» What to work on: Please reproduce each of the following entries exactly.

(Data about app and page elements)
········
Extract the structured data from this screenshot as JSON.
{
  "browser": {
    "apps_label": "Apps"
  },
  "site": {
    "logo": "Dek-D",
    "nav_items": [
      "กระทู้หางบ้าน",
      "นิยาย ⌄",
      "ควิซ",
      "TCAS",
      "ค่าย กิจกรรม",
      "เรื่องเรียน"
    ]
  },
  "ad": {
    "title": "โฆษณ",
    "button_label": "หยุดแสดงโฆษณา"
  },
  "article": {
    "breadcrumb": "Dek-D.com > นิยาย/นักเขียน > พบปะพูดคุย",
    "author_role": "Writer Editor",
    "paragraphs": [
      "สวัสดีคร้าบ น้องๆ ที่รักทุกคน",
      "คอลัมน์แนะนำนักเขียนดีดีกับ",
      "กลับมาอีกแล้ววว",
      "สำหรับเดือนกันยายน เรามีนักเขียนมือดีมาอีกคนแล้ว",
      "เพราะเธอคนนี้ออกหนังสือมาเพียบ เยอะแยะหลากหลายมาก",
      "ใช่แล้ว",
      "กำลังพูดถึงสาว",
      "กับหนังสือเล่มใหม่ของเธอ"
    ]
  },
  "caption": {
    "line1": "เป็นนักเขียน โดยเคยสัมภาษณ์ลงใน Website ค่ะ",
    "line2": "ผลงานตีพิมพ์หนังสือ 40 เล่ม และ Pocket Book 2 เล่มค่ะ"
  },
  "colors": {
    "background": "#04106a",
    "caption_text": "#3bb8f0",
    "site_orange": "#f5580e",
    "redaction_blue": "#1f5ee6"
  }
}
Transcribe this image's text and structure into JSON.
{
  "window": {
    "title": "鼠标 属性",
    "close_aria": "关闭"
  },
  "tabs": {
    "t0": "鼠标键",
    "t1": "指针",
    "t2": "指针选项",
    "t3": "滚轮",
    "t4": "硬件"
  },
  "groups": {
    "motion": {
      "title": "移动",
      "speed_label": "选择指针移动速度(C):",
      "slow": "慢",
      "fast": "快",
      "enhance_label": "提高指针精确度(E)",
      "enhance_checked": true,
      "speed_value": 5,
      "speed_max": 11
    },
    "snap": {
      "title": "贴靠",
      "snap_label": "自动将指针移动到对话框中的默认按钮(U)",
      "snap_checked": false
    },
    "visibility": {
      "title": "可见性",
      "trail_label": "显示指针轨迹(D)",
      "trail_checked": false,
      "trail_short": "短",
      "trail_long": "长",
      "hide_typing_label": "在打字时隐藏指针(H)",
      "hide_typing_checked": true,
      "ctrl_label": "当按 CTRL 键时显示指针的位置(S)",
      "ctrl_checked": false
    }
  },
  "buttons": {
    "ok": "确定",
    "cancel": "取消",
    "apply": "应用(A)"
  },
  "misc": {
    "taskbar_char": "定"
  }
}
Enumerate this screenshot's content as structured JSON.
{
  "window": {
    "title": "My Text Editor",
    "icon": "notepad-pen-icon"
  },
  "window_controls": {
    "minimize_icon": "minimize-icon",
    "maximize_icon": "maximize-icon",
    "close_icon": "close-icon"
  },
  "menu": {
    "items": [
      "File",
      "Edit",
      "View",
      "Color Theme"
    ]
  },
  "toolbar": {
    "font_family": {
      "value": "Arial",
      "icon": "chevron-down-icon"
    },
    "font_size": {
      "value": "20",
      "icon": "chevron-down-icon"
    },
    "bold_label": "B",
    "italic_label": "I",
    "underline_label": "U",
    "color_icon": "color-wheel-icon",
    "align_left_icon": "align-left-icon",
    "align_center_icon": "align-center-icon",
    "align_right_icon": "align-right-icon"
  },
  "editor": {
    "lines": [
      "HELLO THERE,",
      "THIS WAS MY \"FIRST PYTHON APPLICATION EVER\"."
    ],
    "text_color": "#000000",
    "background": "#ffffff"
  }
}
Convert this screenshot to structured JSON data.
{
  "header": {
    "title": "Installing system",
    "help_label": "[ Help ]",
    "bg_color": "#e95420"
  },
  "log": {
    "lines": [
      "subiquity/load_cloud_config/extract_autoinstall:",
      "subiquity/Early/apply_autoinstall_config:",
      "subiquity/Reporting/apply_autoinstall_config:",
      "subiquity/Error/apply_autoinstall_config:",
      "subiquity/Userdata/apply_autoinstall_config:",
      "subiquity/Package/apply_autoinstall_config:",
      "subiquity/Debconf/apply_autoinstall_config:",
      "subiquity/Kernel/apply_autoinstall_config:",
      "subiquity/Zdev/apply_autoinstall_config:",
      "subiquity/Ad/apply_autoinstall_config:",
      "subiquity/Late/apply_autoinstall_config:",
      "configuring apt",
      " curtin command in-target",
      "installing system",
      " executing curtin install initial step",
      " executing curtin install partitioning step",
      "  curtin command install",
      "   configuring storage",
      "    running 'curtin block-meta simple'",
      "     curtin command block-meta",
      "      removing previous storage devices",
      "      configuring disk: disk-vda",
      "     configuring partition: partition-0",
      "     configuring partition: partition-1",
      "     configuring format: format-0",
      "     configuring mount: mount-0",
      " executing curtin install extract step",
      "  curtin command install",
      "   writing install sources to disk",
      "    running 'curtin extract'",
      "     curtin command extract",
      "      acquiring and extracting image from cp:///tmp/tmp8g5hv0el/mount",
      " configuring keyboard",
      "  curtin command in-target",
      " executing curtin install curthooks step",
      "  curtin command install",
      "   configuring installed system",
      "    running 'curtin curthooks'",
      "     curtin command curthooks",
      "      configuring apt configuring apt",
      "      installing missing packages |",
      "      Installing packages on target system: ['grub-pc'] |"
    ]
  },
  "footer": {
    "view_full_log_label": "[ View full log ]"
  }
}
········
» Expected output:
Extract the structured data from this screenshot as JSON.
{
  "browser": {
    "apps_label": "Apps"
  },
  "site": {
    "logo": "Dek-D",
    "nav_items": [
      "กระทู้หางบ้าน",
      "นิยาย ⌄",
      "ควิซ",
      "TCAS",
      "ค่าย กิจกรรม",
      "เรื่องเรียน"
    ]
  },
  "ad": {
    "title": "โฆษณ",
    "button_label": "หยุดแสดงโฆษณา"
  },
  "article": {
    "breadcrumb": "Dek-D.com > นิยาย/นักเขียน > พบปะพูดคุย",
    "author_role": "Writer Editor",
    "paragraphs": [
      "สวัสดีคร้าบ น้องๆ ที่รักทุกคน",
      "คอลัมน์แนะนำนักเขียนดีดีกับ",
      "กลับมาอีกแล้ววว",
      "สำหรับเดือนกันยายน เรามีนักเขียนมือดีมาอีกคนแล้ว",
      "เพราะเธอคนนี้ออกหนังสือมาเพียบ เยอะแยะหลากหลายมาก",
      "ใช่แล้ว",
      "กำลังพูดถึงสาว",
      "กับหนังสือเล่มใหม่ของเธอ"
    ]
  },
  "caption": {
    "line1": "เป็นนักเขียน โดยเคยสัมภาษณ์ลงใน Website ค่ะ",
    "line2": "ผลงานตีพิมพ์หนังสือ 40 เล่ม และ Pocket Book 2 เล่มค่ะ"
  },
  "colors": {
    "background": "#04106a",
    "caption_text": "#3bb8f0",
    "site_orange": "#f5580e",
    "redaction_blue": "#1f5ee6"
  }
}
Transcribe this image's text and structure into JSON.
{
  "window": {
    "title": "鼠标 属性",
    "close_aria": "关闭"
  },
  "tabs": {
    "t0": "鼠标键",
    "t1": "指针",
    "t2": "指针选项",
    "t3": "滚轮",
    "t4": "硬件"
  },
  "groups": {
    "motion": {
      "title": "移动",
      "speed_label": "选择指针移动速度(C):",
      "slow": "慢",
      "fast": "快",
      "enhance_label": "提高指针精确度(E)",
      "enhance_checked": true,
      "speed_value": 5,
      "speed_max": 11
    },
    "snap": {
      "title": "贴靠",
      "snap_label": "自动将指针移动到对话框中的默认按钮(U)",
      "snap_checked": false
    },
    "visibility": {
      "title": "可见性",
      "trail_label": "显示指针轨迹(D)",
      "trail_checked": false,
      "trail_short": "短",
      "trail_long": "长",
      "hide_typing_label": "在打字时隐藏指针(H)",
      "hide_typing_checked": true,
      "ctrl_label": "当按 CTRL 键时显示指针的位置(S)",
      "ctrl_checked": false
    }
  },
  "buttons": {
    "ok": "确定",
    "cancel": "取消",
    "apply": "应用(A)"
  },
  "misc": {
    "taskbar_char": "定"
  }
}
Enumerate this screenshot's content as structured JSON.
{
  "window": {
    "title": "My Text Editor",
    "icon": "notepad-pen-icon"
  },
  "window_controls": {
    "minimize_icon": "minimize-icon",
    "maximize_icon": "maximize-icon",
    "close_icon": "close-icon"
  },
  "menu": {
    "items": [
      "File",
      "Edit",
      "View",
      "Color Theme"
    ]
  },
  "toolbar": {
    "font_family": {
      "value": "Arial",
      "icon": "chevron-down-icon"
    },
    "font_size": {
      "value": "20",
      "icon": "chevron-down-icon"
    },
    "bold_label": "B",
    "italic_label": "I",
    "underline_label": "U",
    "color_icon": "color-wheel-icon",
    "align_left_icon": "align-left-icon",
    "align_center_icon": "align-center-icon",
    "align_right_icon": "align-right-icon"
  },
  "editor": {
    "lines": [
      "HELLO THERE,",
      "THIS WAS MY \"FIRST PYTHON APPLICATION EVER\"."
    ],
    "text_color": "#000000",
    "background": "#ffffff"
  }
}
Convert this screenshot to structured JSON data.
{
  "header": {
    "title": "Installing system",
    "help_label": "[ Help ]",
    "bg_color": "#e95420"
  },
  "log": {
    "lines": [
      "subiquity/load_cloud_config/extract_autoinstall:",
      "subiquity/Early/apply_autoinstall_config:",
      "subiquity/Reporting/apply_autoinstall_config:",
      "subiquity/Error/apply_autoinstall_config:",
      "subiquity/Userdata/apply_autoinstall_config:",
      "subiquity/Package/apply_autoinstall_config:",
      "subiquity/Debconf/apply_autoinstall_config:",
      "subiquity/Kernel/apply_autoinstall_config:",
      "subiquity/Zdev/apply_autoinstall_config:",
      "subiquity/Ad/apply_autoinstall_config:",
      "subiquity/Late/apply_autoinstall_config:",
      "configuring apt",
      " curtin command in-target",
      "installing system",
      " executing curtin install initial step",
      " executing curtin install partitioning step",
      "  curtin command install",
      "   configuring storage",
      "    running 'curtin block-meta simple'",
      "     curtin command block-meta",
      "      removing previous storage devices",
      "      configuring disk: disk-vda",
      "     configuring partition: partition-0",
      "     configuring partition: partition-1",
      "     configuring format: format-0",
      "     configuring mount: mount-0",
      " executing curtin install extract step",
      "  curtin command install",
      "   writing install sources to disk",
      "    running 'curtin extract'",
      "     curtin command extract",
      "      acquiring and extracting image from cp:///tmp/tmp8g5hv0el/mount",
      " configuring keyboard",
      "  curtin command in-target",
      " executing curtin install curthooks step",
      "  curtin command install",
      "   configuring installed system",
      "    running 'curtin curthooks'",
      "     curtin command curthooks",
      "      configuring apt configuring apt",
      "      installing missing packages |",
      "      Installing packages on target system: ['grub-pc'] |"
    ]
  },
  "footer": {
    "view_full_log_label": "[ View full log ]"
  }
}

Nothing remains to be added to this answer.